▶ [Exercise prompt] If a line in the records contains the string "content", show that line.

▶ [Excerpted data]
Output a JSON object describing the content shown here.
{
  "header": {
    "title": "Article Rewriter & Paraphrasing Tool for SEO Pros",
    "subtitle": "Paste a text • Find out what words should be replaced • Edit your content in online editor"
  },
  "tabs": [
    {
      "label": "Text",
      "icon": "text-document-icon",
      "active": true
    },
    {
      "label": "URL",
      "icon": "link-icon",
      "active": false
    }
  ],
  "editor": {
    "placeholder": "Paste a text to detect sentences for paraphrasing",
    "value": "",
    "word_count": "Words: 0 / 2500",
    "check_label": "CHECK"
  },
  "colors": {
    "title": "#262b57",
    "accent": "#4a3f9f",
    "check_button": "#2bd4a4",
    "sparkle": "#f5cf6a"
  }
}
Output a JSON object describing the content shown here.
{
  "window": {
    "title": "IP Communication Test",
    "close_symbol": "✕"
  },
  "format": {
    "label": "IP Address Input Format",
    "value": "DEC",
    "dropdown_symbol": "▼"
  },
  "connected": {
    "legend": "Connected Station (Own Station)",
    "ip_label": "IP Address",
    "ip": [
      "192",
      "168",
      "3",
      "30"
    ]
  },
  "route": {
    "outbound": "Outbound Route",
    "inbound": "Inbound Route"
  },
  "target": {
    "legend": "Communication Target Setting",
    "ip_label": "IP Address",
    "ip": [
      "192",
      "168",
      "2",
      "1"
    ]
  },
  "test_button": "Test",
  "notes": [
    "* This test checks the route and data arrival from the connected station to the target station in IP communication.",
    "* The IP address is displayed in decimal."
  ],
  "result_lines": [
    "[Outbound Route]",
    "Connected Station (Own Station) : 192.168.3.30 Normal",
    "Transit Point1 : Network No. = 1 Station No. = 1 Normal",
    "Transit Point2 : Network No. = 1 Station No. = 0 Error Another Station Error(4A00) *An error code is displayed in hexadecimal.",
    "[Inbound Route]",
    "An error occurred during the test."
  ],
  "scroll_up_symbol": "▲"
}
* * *
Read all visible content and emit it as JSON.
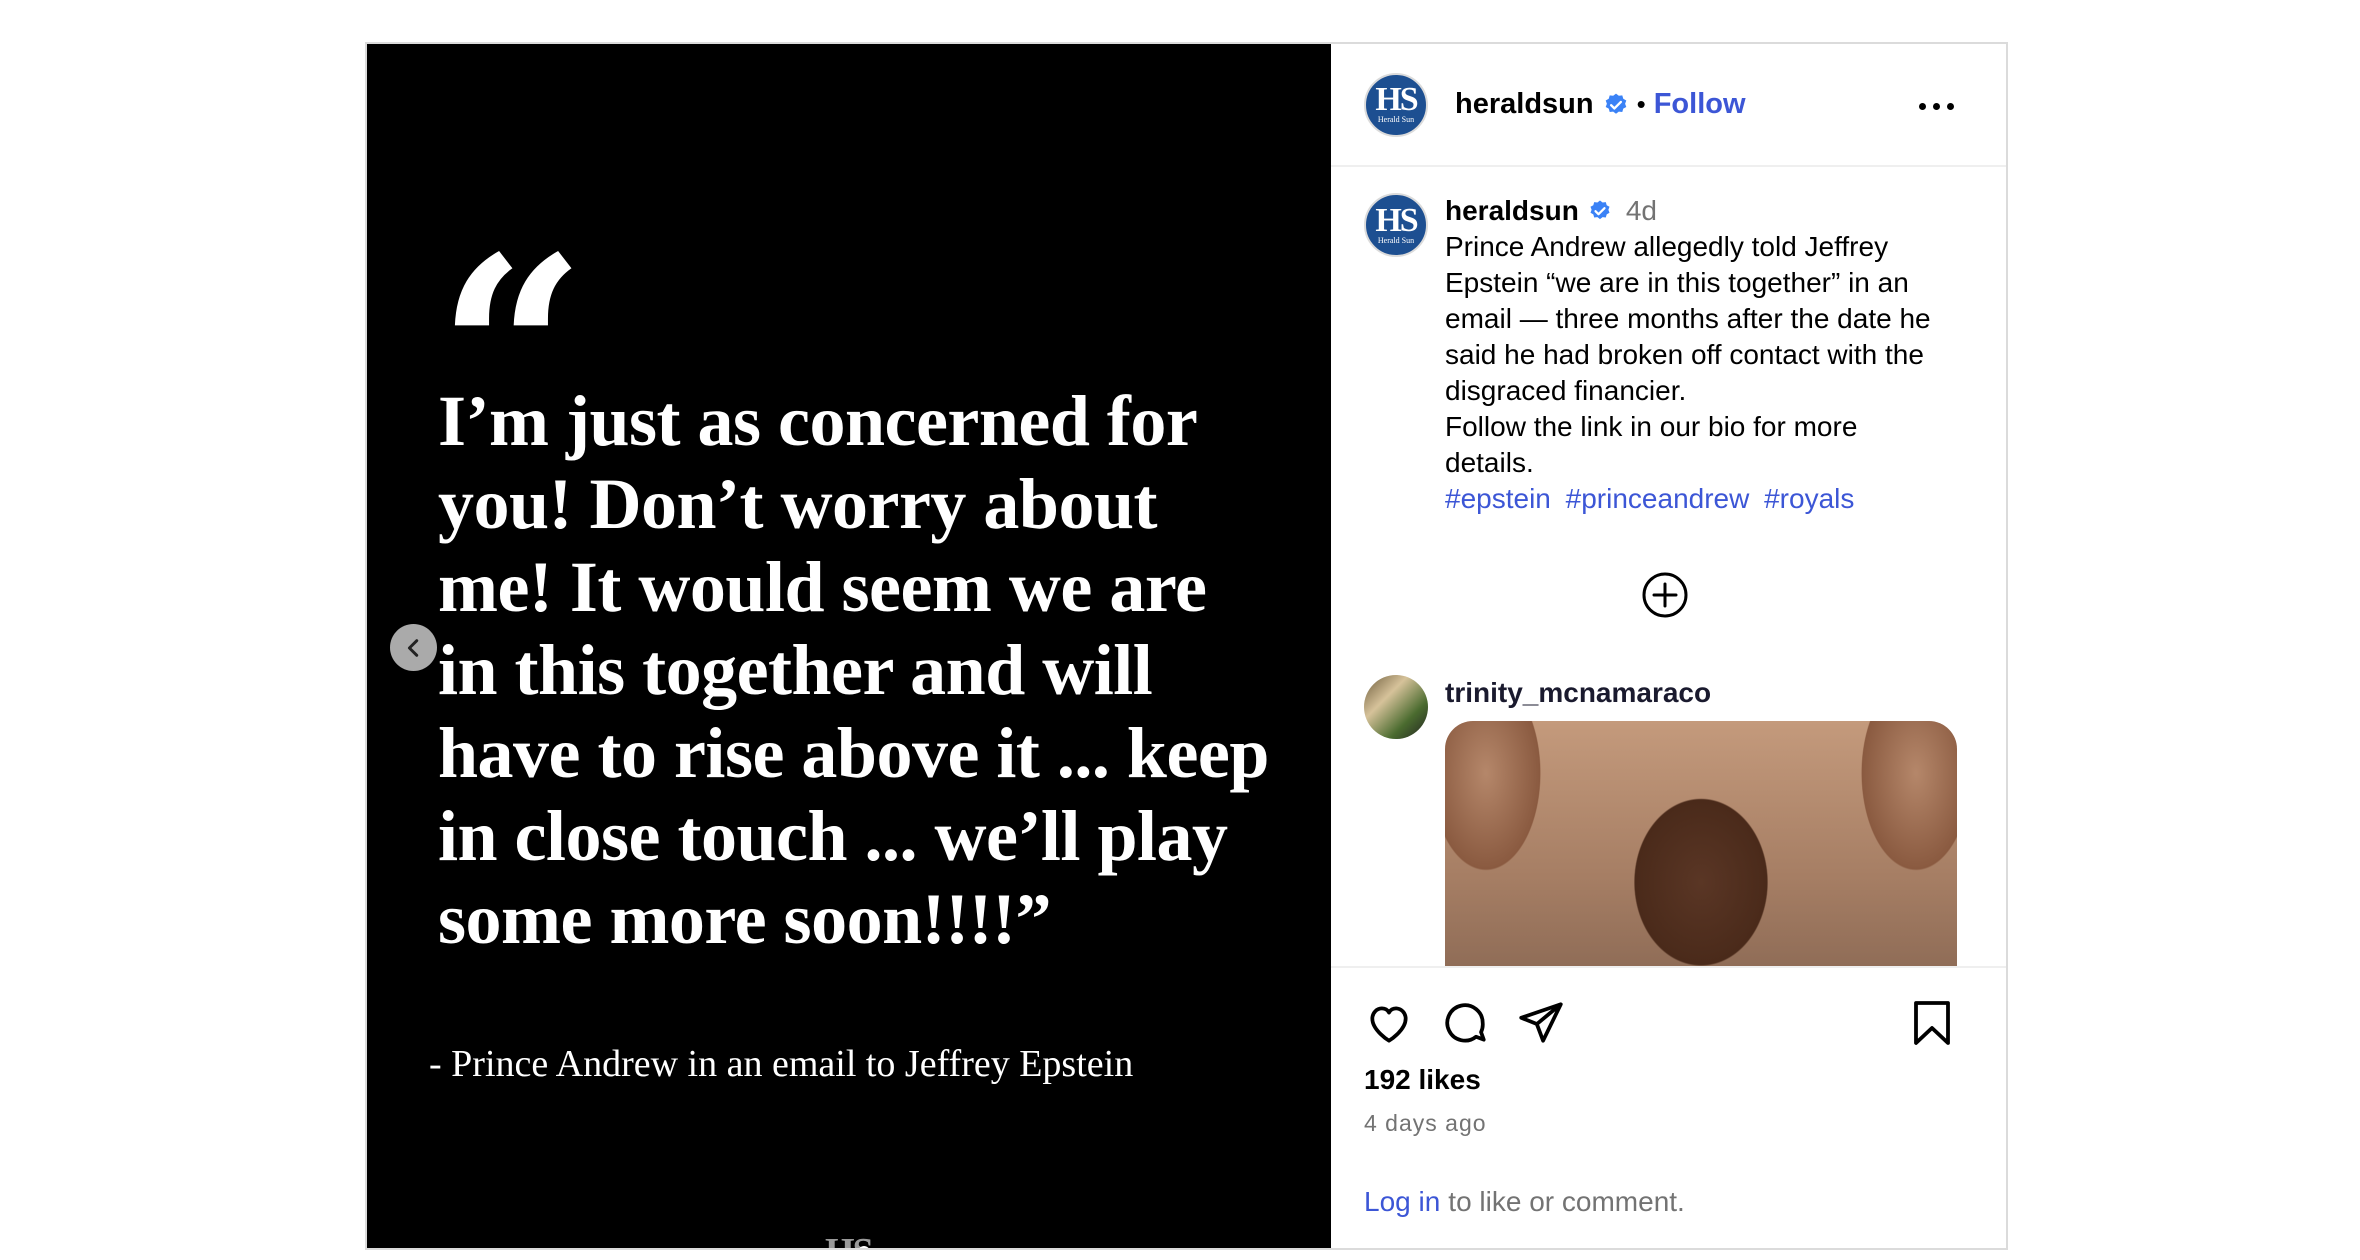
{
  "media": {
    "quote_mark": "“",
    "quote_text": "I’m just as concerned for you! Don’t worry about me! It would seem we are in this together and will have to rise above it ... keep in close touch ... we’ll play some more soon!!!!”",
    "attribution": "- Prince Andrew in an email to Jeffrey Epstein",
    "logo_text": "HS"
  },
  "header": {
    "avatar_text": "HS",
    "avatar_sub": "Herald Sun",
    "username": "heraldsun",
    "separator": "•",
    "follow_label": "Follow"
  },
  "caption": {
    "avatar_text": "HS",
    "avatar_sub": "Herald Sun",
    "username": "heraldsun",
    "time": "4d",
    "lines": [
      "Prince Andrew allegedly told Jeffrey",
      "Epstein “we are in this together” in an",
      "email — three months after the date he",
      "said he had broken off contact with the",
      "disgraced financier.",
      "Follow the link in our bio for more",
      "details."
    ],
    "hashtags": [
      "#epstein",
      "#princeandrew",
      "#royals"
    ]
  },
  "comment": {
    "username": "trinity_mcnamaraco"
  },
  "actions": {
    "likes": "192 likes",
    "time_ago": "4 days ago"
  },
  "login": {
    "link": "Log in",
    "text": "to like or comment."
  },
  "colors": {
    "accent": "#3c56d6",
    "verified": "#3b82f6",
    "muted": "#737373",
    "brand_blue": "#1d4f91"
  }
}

▶ [Solution to this exercise]
Output a JSON object describing the content shown here.
    "subtitle": "Paste a text • Find out what words should be replaced • Edit your content in online editor"
Output a JSON object describing the content shown here.
Read all visible content and emit it as JSON.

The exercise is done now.